In 1887 aged 23, having studied at Harvard he became "Proprietor" of the San Francisco Examiner which his father, George Hearst, accepted as payment for a gambling debt. In 1985 he acquired the New York Morning Journal, and launched the Evening Journal in 1896. He sensationalized journalism by the introduction of banner headlines and lavish illustrations.  Inspired by the journalism of Joseph Pulitzer, Hearst turned the newspaper into a combination of reformist investigative reporting and lurid sensationalism. He soon developed a reputation for employing the best journalists available including Mark Twain, Richard Harding Davis and Jack London.

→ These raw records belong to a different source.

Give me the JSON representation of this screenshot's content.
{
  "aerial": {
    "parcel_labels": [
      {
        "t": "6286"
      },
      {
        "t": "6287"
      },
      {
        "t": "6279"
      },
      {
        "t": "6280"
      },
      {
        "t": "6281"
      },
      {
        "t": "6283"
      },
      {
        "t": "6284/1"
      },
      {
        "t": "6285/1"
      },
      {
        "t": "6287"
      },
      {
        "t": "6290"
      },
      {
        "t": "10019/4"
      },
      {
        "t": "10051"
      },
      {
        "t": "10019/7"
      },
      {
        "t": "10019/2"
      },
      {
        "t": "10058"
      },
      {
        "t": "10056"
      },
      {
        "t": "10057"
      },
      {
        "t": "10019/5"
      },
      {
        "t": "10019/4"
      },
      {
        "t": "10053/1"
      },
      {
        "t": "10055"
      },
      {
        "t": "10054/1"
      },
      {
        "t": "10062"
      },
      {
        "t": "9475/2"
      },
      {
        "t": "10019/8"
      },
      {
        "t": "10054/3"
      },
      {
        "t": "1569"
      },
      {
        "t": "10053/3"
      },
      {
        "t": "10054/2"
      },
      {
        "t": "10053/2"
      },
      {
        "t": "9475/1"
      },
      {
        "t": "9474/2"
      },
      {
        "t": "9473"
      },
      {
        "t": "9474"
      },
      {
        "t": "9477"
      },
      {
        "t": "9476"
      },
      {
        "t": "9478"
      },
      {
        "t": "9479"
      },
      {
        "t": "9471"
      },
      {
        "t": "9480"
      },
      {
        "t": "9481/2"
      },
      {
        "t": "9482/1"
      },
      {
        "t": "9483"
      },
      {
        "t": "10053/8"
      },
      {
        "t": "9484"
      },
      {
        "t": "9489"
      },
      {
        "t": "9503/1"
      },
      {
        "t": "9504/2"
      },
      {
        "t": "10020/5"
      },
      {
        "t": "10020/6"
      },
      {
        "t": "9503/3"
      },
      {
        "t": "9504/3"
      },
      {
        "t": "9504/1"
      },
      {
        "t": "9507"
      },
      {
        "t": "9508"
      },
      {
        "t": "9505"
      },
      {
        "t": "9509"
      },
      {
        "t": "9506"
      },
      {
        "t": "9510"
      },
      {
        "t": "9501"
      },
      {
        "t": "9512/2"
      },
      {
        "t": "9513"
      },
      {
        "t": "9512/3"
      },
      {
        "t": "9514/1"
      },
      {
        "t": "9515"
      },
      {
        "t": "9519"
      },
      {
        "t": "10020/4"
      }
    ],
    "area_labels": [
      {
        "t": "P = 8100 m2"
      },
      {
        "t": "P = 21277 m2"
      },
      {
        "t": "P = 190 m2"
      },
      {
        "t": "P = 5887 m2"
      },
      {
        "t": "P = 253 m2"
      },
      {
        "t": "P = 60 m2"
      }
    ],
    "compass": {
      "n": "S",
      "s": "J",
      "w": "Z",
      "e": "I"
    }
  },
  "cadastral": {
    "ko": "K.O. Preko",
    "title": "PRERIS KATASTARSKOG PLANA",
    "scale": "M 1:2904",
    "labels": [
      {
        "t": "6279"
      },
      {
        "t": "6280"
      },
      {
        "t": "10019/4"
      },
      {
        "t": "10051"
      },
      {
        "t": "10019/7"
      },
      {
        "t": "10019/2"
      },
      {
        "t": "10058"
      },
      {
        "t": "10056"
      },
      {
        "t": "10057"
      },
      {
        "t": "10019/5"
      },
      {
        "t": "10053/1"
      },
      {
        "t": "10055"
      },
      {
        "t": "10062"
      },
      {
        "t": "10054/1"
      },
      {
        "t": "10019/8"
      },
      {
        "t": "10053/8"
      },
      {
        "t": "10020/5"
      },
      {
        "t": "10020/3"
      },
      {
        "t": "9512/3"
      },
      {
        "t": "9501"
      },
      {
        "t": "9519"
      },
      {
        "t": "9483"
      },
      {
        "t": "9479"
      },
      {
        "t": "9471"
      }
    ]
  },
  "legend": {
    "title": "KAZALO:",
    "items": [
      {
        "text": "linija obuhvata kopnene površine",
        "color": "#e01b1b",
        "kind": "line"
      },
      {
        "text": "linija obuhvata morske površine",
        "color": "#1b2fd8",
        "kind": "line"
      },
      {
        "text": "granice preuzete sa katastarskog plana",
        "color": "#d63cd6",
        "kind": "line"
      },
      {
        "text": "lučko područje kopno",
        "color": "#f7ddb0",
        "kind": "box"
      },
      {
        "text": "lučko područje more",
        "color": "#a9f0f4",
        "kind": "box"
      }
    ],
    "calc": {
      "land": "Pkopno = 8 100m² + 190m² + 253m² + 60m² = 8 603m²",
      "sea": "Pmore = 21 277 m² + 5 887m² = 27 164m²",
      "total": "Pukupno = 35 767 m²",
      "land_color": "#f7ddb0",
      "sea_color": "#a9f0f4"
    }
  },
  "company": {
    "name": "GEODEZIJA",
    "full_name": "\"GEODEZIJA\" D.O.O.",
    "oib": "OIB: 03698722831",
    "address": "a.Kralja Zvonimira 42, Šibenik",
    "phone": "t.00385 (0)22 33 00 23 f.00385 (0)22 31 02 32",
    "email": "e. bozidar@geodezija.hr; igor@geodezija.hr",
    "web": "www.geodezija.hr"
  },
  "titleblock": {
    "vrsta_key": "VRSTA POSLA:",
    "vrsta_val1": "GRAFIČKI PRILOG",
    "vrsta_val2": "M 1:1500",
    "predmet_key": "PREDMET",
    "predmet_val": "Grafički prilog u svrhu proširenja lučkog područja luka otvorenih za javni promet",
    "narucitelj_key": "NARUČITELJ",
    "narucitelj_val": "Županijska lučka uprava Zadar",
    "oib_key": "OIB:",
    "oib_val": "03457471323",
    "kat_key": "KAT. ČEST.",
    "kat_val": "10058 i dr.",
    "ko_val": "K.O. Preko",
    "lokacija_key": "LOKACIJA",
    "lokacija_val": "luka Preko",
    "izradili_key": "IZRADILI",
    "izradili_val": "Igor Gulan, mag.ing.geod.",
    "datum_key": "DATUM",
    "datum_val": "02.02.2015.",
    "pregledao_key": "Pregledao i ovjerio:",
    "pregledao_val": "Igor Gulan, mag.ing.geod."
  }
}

 Hearst was a member of the United States House of Representatives (1903-07) At his peak he owned 28 major newspapers and 18 magazines, along with several radio stations and movie companies. The Great Depression weakened his financial position and by 1940 he had lost personal control of his vast communications empire. Hearst upset the left-wing in America by being a pro-Nazi in the 1930s and a staunch anti-Communist in the 1940s. Believed by many to have initiated the Spanish--American War of 1898 to encourage sales of his newspaper, he also advocated political assassination in an editorial just months before the assassination of President McKinley.

His national chain of newspapers and periodicals grew to include the Chicago Examiner, Boston American, Cosmopolitan and Harper's Bazaar. His life inspired the Orson Welles film Citizen Kane was an American newspaper magnate and leading newspaper publisher.

The Hearst publication empire would over time expanded to magazines, creating the largest newspaper and magazine publication empire in the world.